The planned reforms include easing the long-standing restrictions on subdivision of agricultural land of less than one hectare so that parcels can be registered in owners’ names as opposed to co-ownership arrangement.

However, officials insist this has to be done without compromising the land consolidation programme.

The reforms are part of the new land policy proposals being finalized by a land sub-sector working group spearheaded by the Ministry of Lands and Forests (MINILAF).

Emerging issues

Officials say the existing land policy enacted in 2004 needed to be reviewed to address a number of gaps and respond to emerging issues associated with increasing urbanization and population pressure.


Concerns around high cost for land-related transactions as well as complications in registering parcels were the majority of complaints raised by landowners during the implementation of the existing policy.

Florien Nteziryayo, land use and protection unit acting director at MINILAF said an assessment and consultations informed the policy review, which showed that land related taxes and fees were too high and most people found them a burden and were unable to comply.

“We need to see whether we can collaborate with the revenue collection authority to make sure the taxes are revised and are responsive to everyone,” he said.

Mr Nteziryayo said a reduction could be applied to the cost of land services such as the land transfer fees currently standing at Rwf30,000, but will also identify what could be the right value that could be assigned to various land services, which would be affordable for landowners and land lease fees payers.

“We are looking at how in taxing land, everyone can be taxed based on his capacity instead of exempting some categories such as small agriculture land. Most Rwandans don’t have land that is more than two hectares. The tax base could be reduced and then everyone can be paying taxes according to their capacity,” Mr Nteziryayo said.

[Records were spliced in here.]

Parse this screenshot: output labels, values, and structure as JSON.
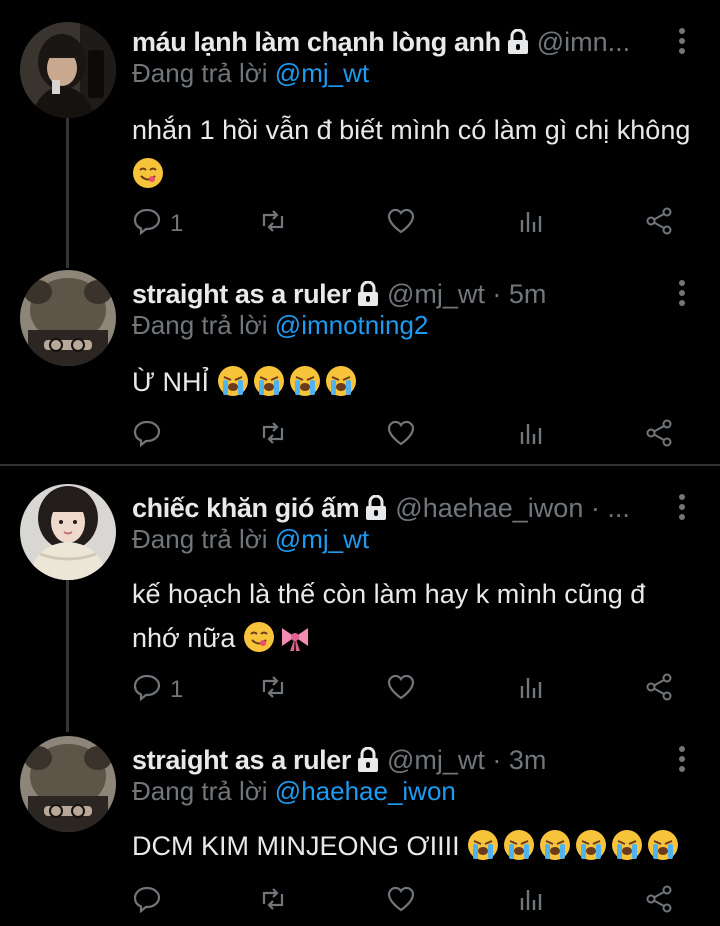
{
  "tweets": [
    {
      "name": "máu lạnh làm chạnh lòng anh",
      "handle": "@imn...",
      "replying_label": "Đang trả lời",
      "replying_to": "@mj_wt",
      "text": "nhắn 1 hồi vẫn đ biết mình có làm gì chị không",
      "emojis": [
        "yum"
      ],
      "reply_count": "1"
    },
    {
      "name": "straight as a ruler",
      "handle": "@mj_wt · 5m",
      "replying_label": "Đang trả lời",
      "replying_to": "@imnotning2",
      "text": "Ừ NHỈ",
      "emojis": [
        "sob",
        "sob",
        "sob",
        "sob"
      ],
      "reply_count": ""
    },
    {
      "name": "chiếc khăn gió ấm",
      "handle": "@haehae_iwon · ...",
      "replying_label": "Đang trả lời",
      "replying_to": "@mj_wt",
      "text": "kế hoạch là thế còn làm hay k mình cũng đ nhớ nữa",
      "emojis": [
        "yum",
        "ribbon"
      ],
      "reply_count": "1"
    },
    {
      "name": "straight as a ruler",
      "handle": "@mj_wt · 3m",
      "replying_label": "Đang trả lời",
      "replying_to": "@haehae_iwon",
      "text": "DCM KIM MINJEONG ƠIIII",
      "emojis": [
        "sob",
        "sob",
        "sob",
        "sob",
        "sob",
        "sob"
      ],
      "reply_count": ""
    }
  ],
  "icons": {
    "reply": "reply-icon",
    "retweet": "retweet-icon",
    "like": "heart-icon",
    "views": "views-icon",
    "share": "share-icon",
    "lock": "lock-icon",
    "more": "more-vertical-icon"
  },
  "colors": {
    "background": "#000000",
    "text": "#e7e9ea",
    "muted": "#71767b",
    "mention": "#1d9bf0",
    "divider": "#2f3336"
  }
}
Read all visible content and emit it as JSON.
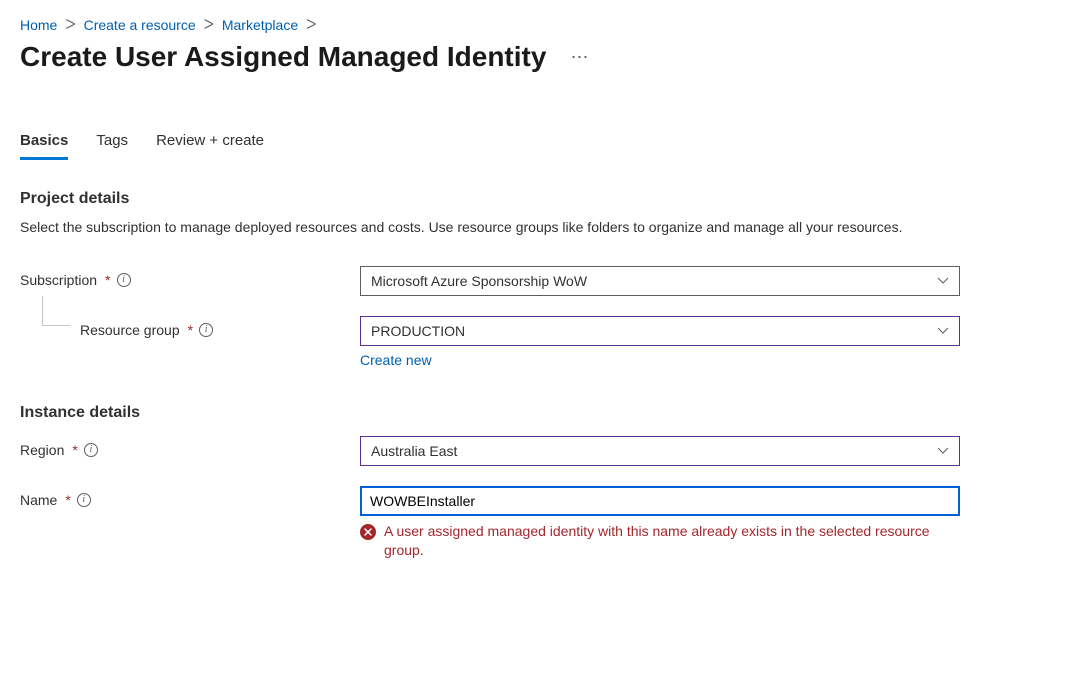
{
  "breadcrumb": [
    {
      "label": "Home"
    },
    {
      "label": "Create a resource"
    },
    {
      "label": "Marketplace"
    }
  ],
  "page": {
    "title": "Create User Assigned Managed Identity"
  },
  "tabs": {
    "basics": "Basics",
    "tags": "Tags",
    "review": "Review + create"
  },
  "sections": {
    "project": {
      "heading": "Project details",
      "desc": "Select the subscription to manage deployed resources and costs. Use resource groups like folders to organize and manage all your resources."
    },
    "instance": {
      "heading": "Instance details"
    }
  },
  "fields": {
    "subscription": {
      "label": "Subscription",
      "value": "Microsoft Azure Sponsorship WoW"
    },
    "resourceGroup": {
      "label": "Resource group",
      "value": "PRODUCTION",
      "createNew": "Create new"
    },
    "region": {
      "label": "Region",
      "value": "Australia East"
    },
    "name": {
      "label": "Name",
      "value": "WOWBEInstaller"
    }
  },
  "error": {
    "message": "A user assigned managed identity with this name already exists in the selected resource group."
  }
}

Land lease fees largely vary on the basis of size and physical location of the land, which sometimes does not correspond to the market value. Charges range between Rwf30 and Rwf80 per square metre in urban areas while those in rural areas are charged Rwf10 to Rwf30 per square metre annually.

Only land of less than two hectares is exempted from taxes under the current policy.

Disparity between taxes levied vis-à-vis the owners’ incomes has in most cases seen people fail to comply.

Gaps in the country’s legal and policy framework regarding land use have been linked to issues of deprivation of rights and limited access, affecting mainly people in informal marriages and vulnerable social categories.

This has also seen an increase in cases of informal land-related transactions, potentially fuelling unending disputes and in other instances the cause of low noncompliance with standards and zoning as required by master plans.

Faced with high population pressure coupled with rapid urbanisation, the country’s land is under increasing fragmentation with housing settlements encroaching on the much needed arable land.

Projections show the country faces limited land to support rapid urbanisation anticipated to reach 70 per cent in 2050 from an estimated 17 per cent in 2015.

The medium population growth scenario shows the country will have 16.3 million people in 2032.

Need for clarity

MINILAF officials say there is a need for clarity in the growth projections of the City of Kigali and secondary cities in a bid to review the land use plans accordingly.

Jean Claude Musabyimana, permanent secretary at MINILAF told Rwanda Today that the government plans to carry out a comprehensive land suitability mapping, which will serve as a basis for developing detailed physical plans for urban, peri-urban and rural areas.

The mapping will help design land use plans at different levels on top of delineating all urban, peri-urban and rural land boundaries.

“We are proposing some radical shifts in terms of hierarchy of land use planning where we shall introduce a sector land master plan to be formulated after carrying out clear land suitability mapping.

This will serve as a guide to effective and efficient land utilization and management across the various sectors,” said Mr Musabyimana.